By Theodore Shoebat
An American man named Jordan Matson travelled to Syria and is now fighting ISIS. Here is a picture of him:
According to a report written by Emily Feldman:
Jordan Matson, a U.S. military veteran who quit his job to fight the Islamic State, was wounded in battle shortly after getting to Syria.
But rather than discourage other Americans from coming to the front lines, the 28-year-old from Wisconsin instead turned to Facebook, becoming an intermediary between Kurdish forces and Americans eager to join the battle against jihadi militants.
“I’m ready to stay until the end,” Matson said via Skype, wearing fatigues and a Kurdish scarf draped across his shoulders.
While ISIS recruitment efforts of Westerners is well-documented, less has been written about the other side.
Ever since reports about him began circulating early this month, Matson said many fellow U.S. veterans have reached out asking how they too can come to Syria to fight.
“Veterans did their tours of Iraq. To watch Mosul fall — and to see all that we paid to bring democracy to Iraq fall apart — is hard,” Matson said from a Kurdish military base in northeastern Syria. “Many other veterans are upset.”
The conflict that began in Syria and has now spread into Iraq has been brutal. Tens of thousands have been killed, and hundreds of thousands of men, women and children are on the run. The militant group is holding thousands hostage inside ISIS territory, where it has revived the practice of slavery. Prospects for any rescue are bleak.
Matson recently posted a message to his Facebook page, urging prospective fighters to “be patient as the outcry to join the fight is immense.”
Currently, there are only four known Americans fighting alongside the Kurds in northeastern Syria, according to Kurdish journalist Sinan Cudi. But Matson expects many more to be on their way. “They’re coming,” he said.
Matson had been working odd jobs in Wisconsin — most recently for a food packaging company — when ISIS began its rampage through northern Iraq.
“They were killing Christians, so many innocent people, driving minorities out of their homes,” he recalled.
When ISIS beheaded the American journalist James Foley in August, Matson decided to go to Syria to fight the radical group.

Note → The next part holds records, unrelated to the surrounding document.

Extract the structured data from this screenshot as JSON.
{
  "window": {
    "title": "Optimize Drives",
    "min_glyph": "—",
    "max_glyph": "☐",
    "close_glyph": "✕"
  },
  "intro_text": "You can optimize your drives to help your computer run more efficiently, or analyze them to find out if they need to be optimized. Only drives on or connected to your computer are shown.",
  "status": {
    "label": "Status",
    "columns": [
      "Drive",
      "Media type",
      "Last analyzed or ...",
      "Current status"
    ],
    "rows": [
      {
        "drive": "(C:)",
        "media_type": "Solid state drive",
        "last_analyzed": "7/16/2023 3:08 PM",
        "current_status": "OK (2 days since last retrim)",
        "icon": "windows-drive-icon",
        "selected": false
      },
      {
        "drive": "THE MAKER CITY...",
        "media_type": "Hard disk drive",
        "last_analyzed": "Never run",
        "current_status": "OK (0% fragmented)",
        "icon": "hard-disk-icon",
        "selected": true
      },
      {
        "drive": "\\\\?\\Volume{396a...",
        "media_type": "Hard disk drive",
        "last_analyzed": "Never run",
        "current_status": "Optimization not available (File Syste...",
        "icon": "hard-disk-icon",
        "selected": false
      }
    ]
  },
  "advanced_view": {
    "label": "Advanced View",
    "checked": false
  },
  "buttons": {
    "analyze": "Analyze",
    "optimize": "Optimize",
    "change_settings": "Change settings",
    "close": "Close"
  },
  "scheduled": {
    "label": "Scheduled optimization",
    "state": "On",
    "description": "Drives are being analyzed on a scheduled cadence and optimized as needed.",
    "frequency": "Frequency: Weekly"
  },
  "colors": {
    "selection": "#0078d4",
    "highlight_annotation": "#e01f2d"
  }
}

And getting there was surprisingly easy. Matson simply combed the Internet to find groups he could join in the battle and eventually settled on the Kurdish group known as YPG.
The YPG had been fighting to push the radical militants from the Kurdish northeast of the country since 2013. Since mid-September, its fighters, who number both men and women, have gained international attention by taking a stand against the more heavily armed ISIS fighters in the town of Kobani.
With just a pair of boots, a change of clothes and five sticks of deodorant in his bag — “I wanted to be prepared,” he said — Matson boarded a flight from Chicago to Istanbul, the gateway for many foreigners who have crossed into Syria to fight.
Rather than continue to the southern province of Hatay, a popular destination for prospective jihadis, he set off for the southeastern city of Diyarbakir, the so-called Kurdish capital of Turkey. Once there, he met the YPG contacts he had met online, who took him across the border — and into the war.
Soon after, Matson was struck by an ISIS mortar which caused minor injuries to his foot and eye and was brought to a hospital. Despite the language barrier, Kurdish families came to check on him and other wounded soldiers every day, eating dinner with them as if they were part of “a big, extended family.”